“I welcome the new question which is more inclusive and relevant to a wider range of organisations. The pandemic has shown how vital Freedom to Speak Up is for all workers in health, not just to ensure that patients receive the best care, but also to retain and support workers. To do justice to the tireless dedication of those who have supported the nation throughout the pandemic, it is essential that organisations not only support their workers when they speak up, but also listen and follow up appropriately.”

Since the Index was started in 2017, the overall score of the FTSU index has risen 3.7 percentage points from in 75.5% in 2015, to 79.2% in the latest figures.

The gap between the lowest performing trusts and the highest is increasing, with a 21-percentage point gap between the highest performing trusts and the lowest performing trusts, which is an increase on the previous year.

Three trusts from the bottom ten ranked organisations have remained in the bottom ten from last year’s data. Ambulance organisations continue to be the lower ranked type of organisation, but are also showing the most improvement across the board.

North Cumbria Integrated Care NHS Foundation Trust had the greatest decrease in FTSU Index score from 80.2% to 75.4%, a drop of -4.8%.

The top ten performing trusts are listed below, 6 of them were in the top ten last year, and four are new entries. New entries are highlighted in bold.

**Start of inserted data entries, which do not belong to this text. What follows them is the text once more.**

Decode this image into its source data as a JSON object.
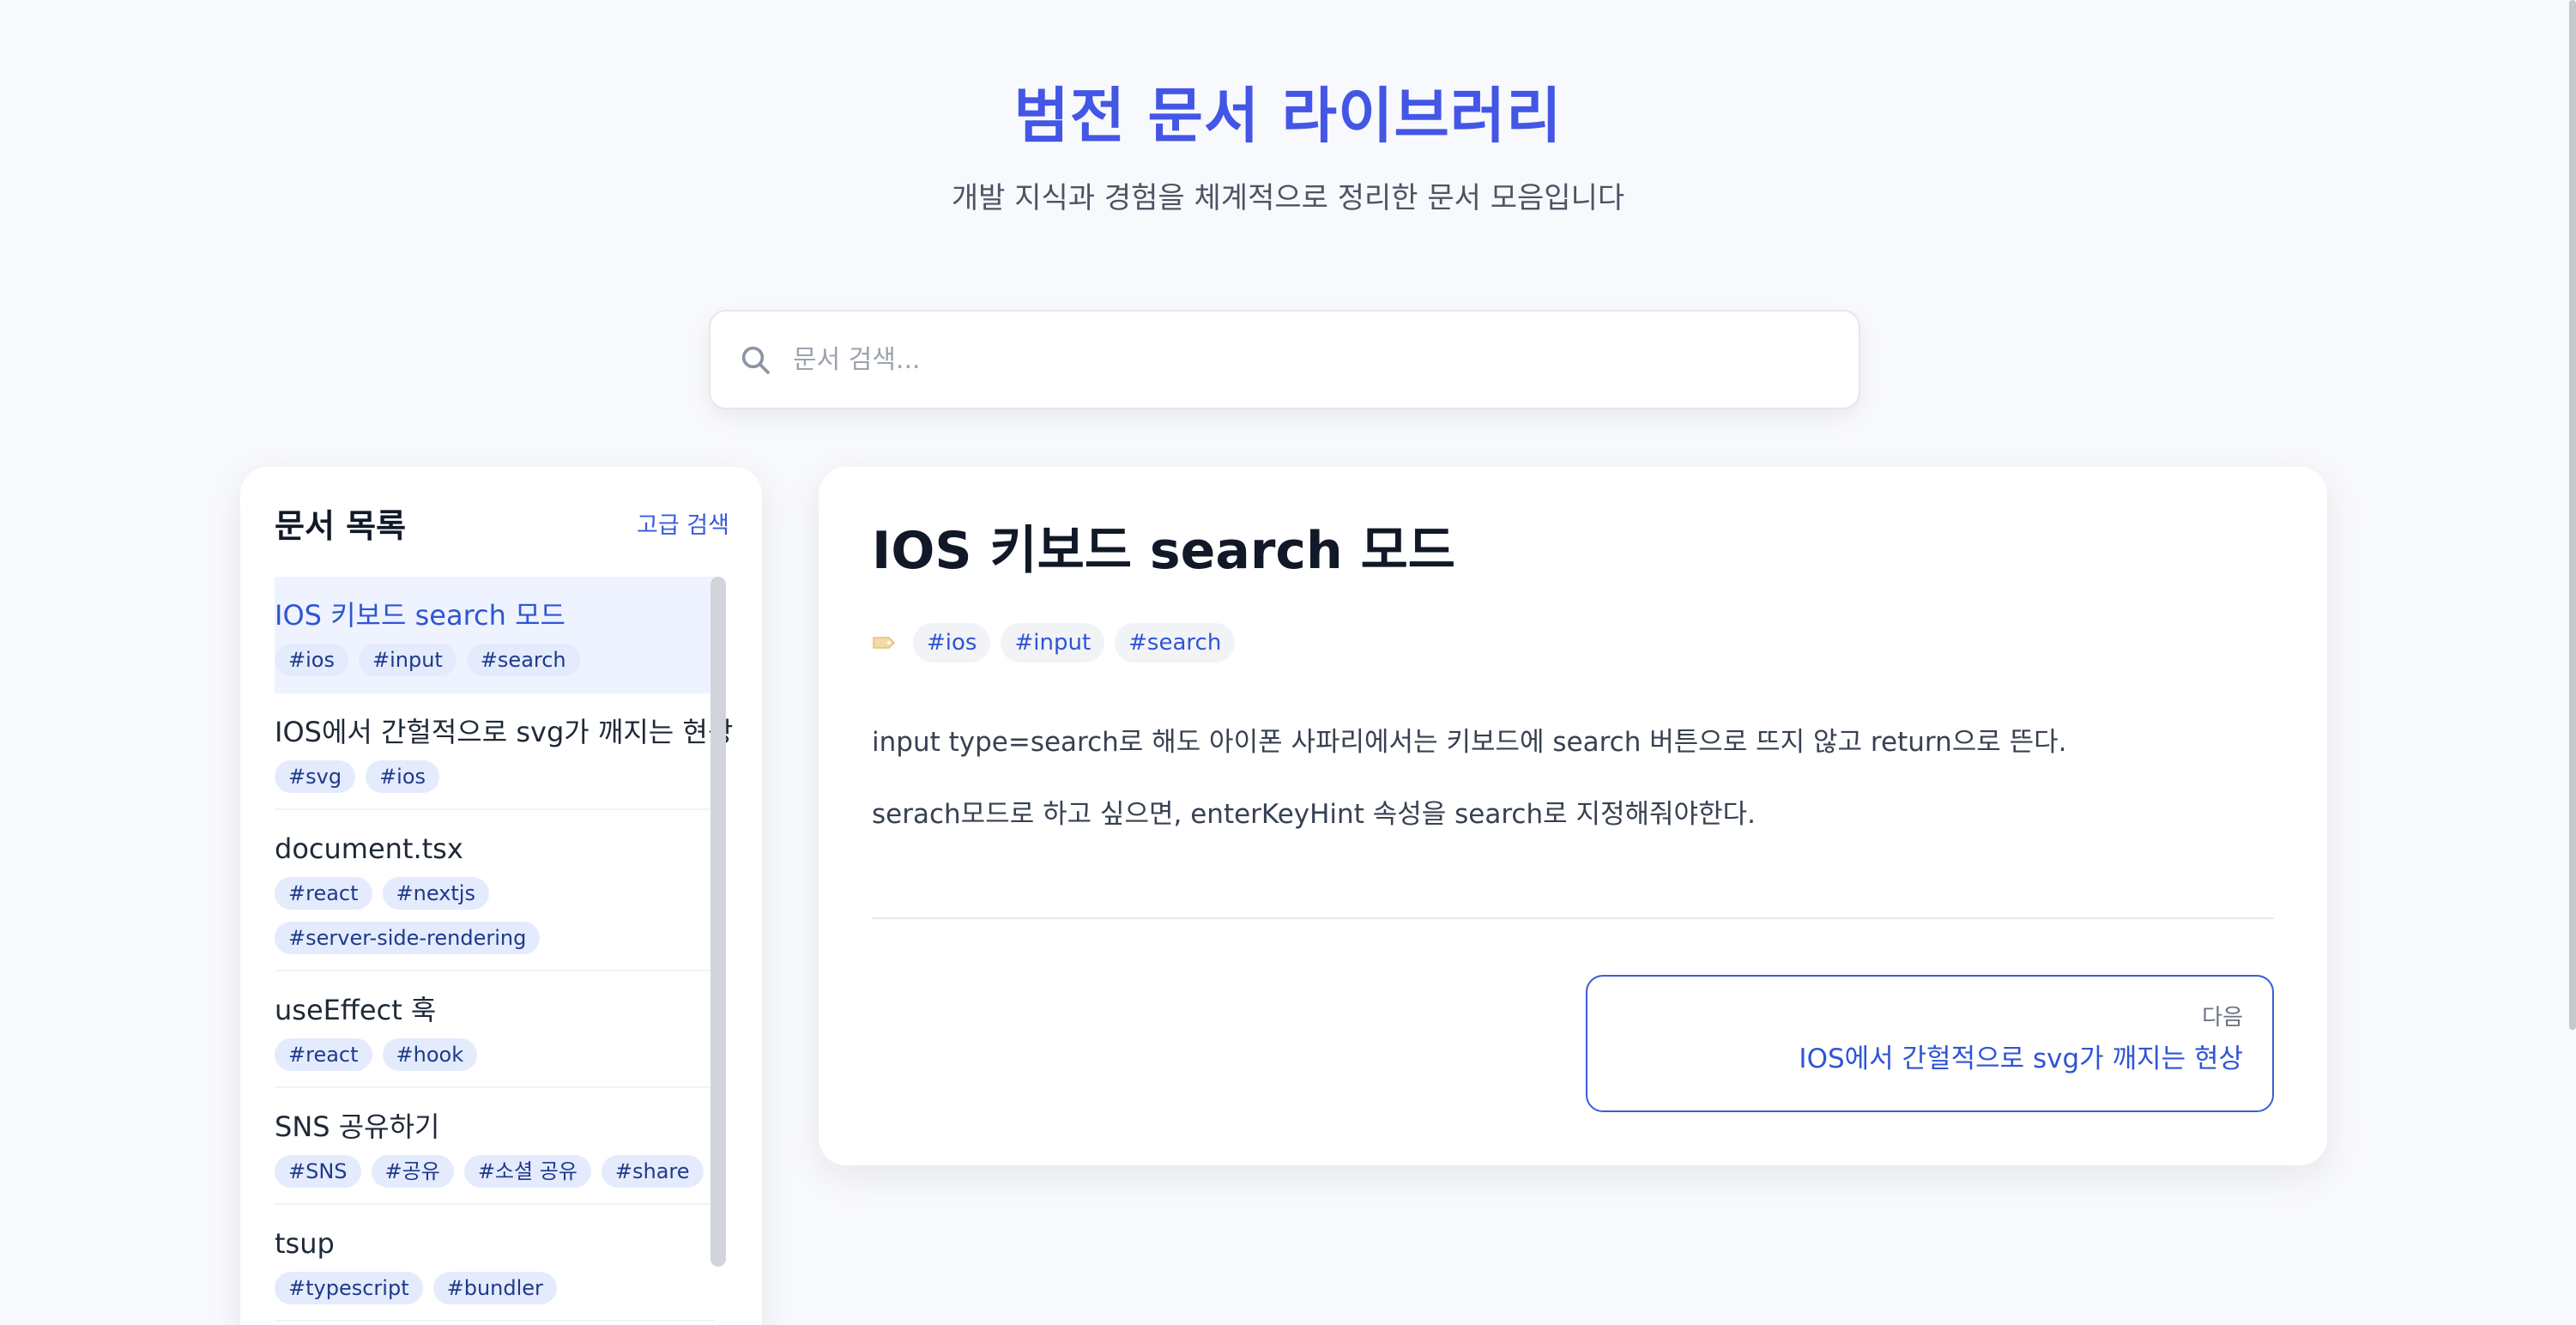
{
  "header": {
    "title": "범전 문서 라이브러리",
    "subtitle": "개발 지식과 경험을 체계적으로 정리한 문서 모음입니다"
  },
  "search": {
    "placeholder": "문서 검색...",
    "value": "",
    "icon": "search-icon"
  },
  "sidebar": {
    "title": "문서 목록",
    "advanced_search_label": "고급 검색",
    "items": [
      {
        "title": "IOS 키보드 search 모드",
        "tags": [
          "#ios",
          "#input",
          "#search"
        ],
        "active": true
      },
      {
        "title": "IOS에서 간헐적으로 svg가 깨지는 현상",
        "tags": [
          "#svg",
          "#ios"
        ]
      },
      {
        "title": "document.tsx",
        "tags": [
          "#react",
          "#nextjs",
          "#server-side-rendering"
        ]
      },
      {
        "title": "useEffect 훅",
        "tags": [
          "#react",
          "#hook"
        ]
      },
      {
        "title": "SNS 공유하기",
        "tags": [
          "#SNS",
          "#공유",
          "#소셜 공유",
          "#share"
        ]
      },
      {
        "title": "tsup",
        "tags": [
          "#typescript",
          "#bundler"
        ]
      }
    ]
  },
  "document": {
    "title": "IOS 키보드 search 모드",
    "tags": [
      "#ios",
      "#input",
      "#search"
    ],
    "paragraphs": [
      "input type=search로 해도 아이폰 사파리에서는 키보드에 search 버튼으로 뜨지 않고 return으로 뜬다.",
      "serach모드로 하고 싶으면, enterKeyHint 속성을 search로 지정해줘야한다."
    ],
    "next": {
      "label": "다음",
      "title": "IOS에서 간헐적으로 svg가 깨지는 현상"
    }
  },
  "colors": {
    "accent": "#4356e5",
    "link": "#3b5bdb",
    "tag_bg": "#e4ebfd",
    "active_bg": "#eef3ff"
  }
}
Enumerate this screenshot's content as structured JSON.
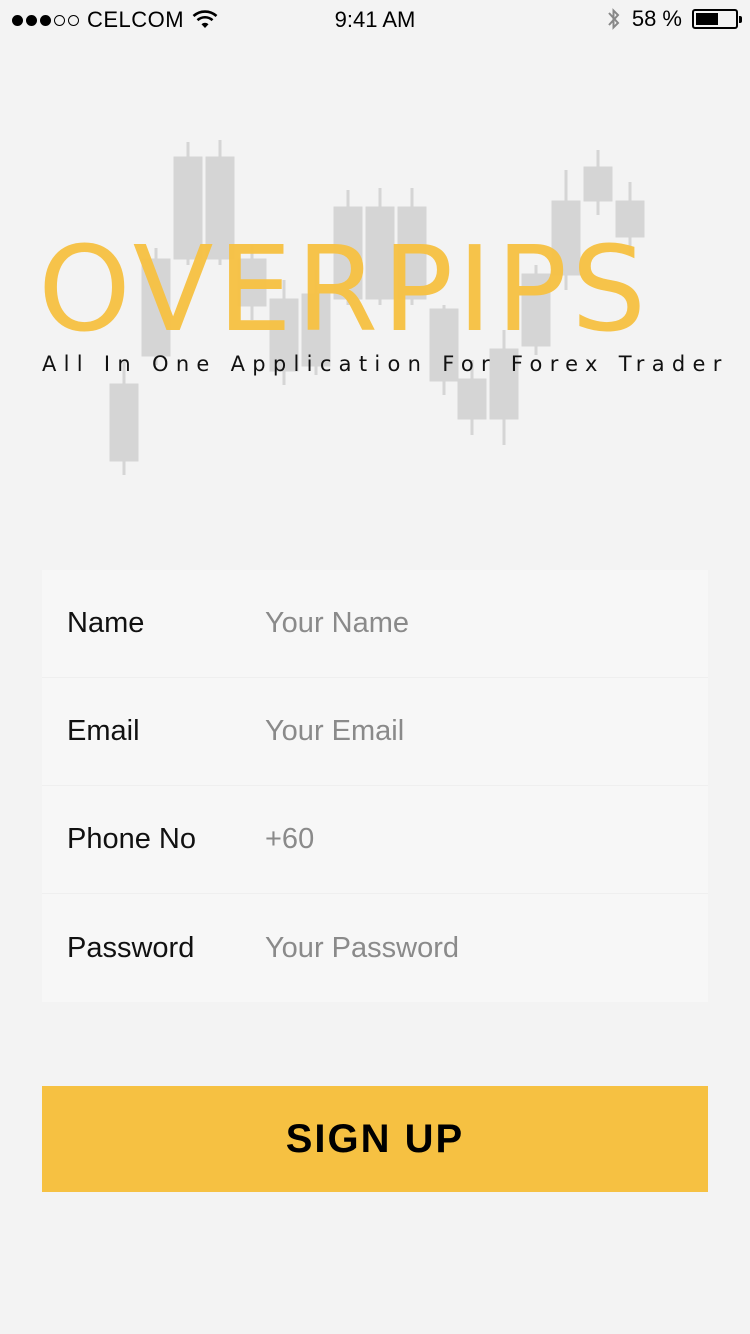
{
  "status_bar": {
    "carrier": "CELCOM",
    "time": "9:41 AM",
    "battery_percent": "58 %",
    "signal_bars_filled": 3,
    "signal_bars_total": 5,
    "battery_level": 0.58
  },
  "logo": {
    "title": "OVERPIPS",
    "tagline": "All In One Application For Forex Trader",
    "brand_color": "#f7c142"
  },
  "form": {
    "fields": [
      {
        "label": "Name",
        "placeholder": "Your Name",
        "value": ""
      },
      {
        "label": "Email",
        "placeholder": "Your Email",
        "value": ""
      },
      {
        "label": "Phone No",
        "placeholder": "+60",
        "value": ""
      },
      {
        "label": "Password",
        "placeholder": "Your Password",
        "value": ""
      }
    ]
  },
  "signup": {
    "label": "SIGN UP",
    "color": "#f6c142"
  }
}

  1. Cambridgeshire Community Services NHS Trust 87.6%
  2. Kent Community Health NHS Foundation Trust 87.0%
  3. Solent NHS Trust 86.9%
  4. Hounslow and Richmond Community Healthcare NHS Trust 85.9%
  5. Lincolnshire Community Health Services NHS Trust 85.5%
  6. Healthcare NHS Foundation Trust 85.5%
  7. Hertfordshire Community NHS Trust 85.0%
  8. Leeds Community Healthcare NHS Trust 84.9%
  9. Sussex Community NHS Foundation Trust 84.9%
  10. Liverpool Heart and Chest Hospital NHS Foundation Trust 84.7%

The FTSU Index scored trusts by region with the Southeast recording the highest score and the East of England region recording the lowest average scores across the NHS trusts.

Ethnic disparities were measured in the report, with 67.0% white respondents more likely to agree that they felt safe to speak up about anything that concerns them in their organisation, compared to 62.1% of black and minority ethnic groups.

The report on ethnicity was conducted in even more detail as the report split the following groups: Other ethnic groups, White, Mixed/Multiple ethnic background, Black/African/Caribbean/Black British, Asian/Asian British and analysed their responses; answering the question whether staff “agreed” or “strongly agreed” that they would feel safe to speak up about anything that concerns them in their organisation. 67% of white participants said they did agree or strongly agree that they would feel safe speaking up, compared to 57% of other ethnic groups giving the same answer.

Case studies

As part of the FTSU Index three case studies were released, where NHS trusts expanded on the work they had done to improve working culture. The three NHS trusts selected included Isle of Wight NHS Trust, East Midlands Ambulance Service and South Tees NHS Foundation Trust. The trusts were invited to explain in detail how they tackle barriers in working culture and any steps they had taken to improve their working environment.

Leisa Gardiner, FTSU Guardian, from Isle of Wight NHS Trust explained how the trust worked to improve their culture from the past year: “The past 12 months have proved challenging, coping with a pandemic, but by ensuring workers know how and where to raise concerns and that they are appropriately supported has led to deeper engagement.

“During October’s Speak Up Month, I hosted Microsoft Teams sessions for workers focusing on the importance of speaking up and patient safety. I felt this was crucial at that time due to the pandemic as workers naturally were concerned about patient safety and their working environment. Sessions included understanding how Freedom to Speak Up can influence an open and inclusive culture, psychological safety at work, and ‘silence isn’t safe’ – involving our people to inspire an open, honest and just culture.”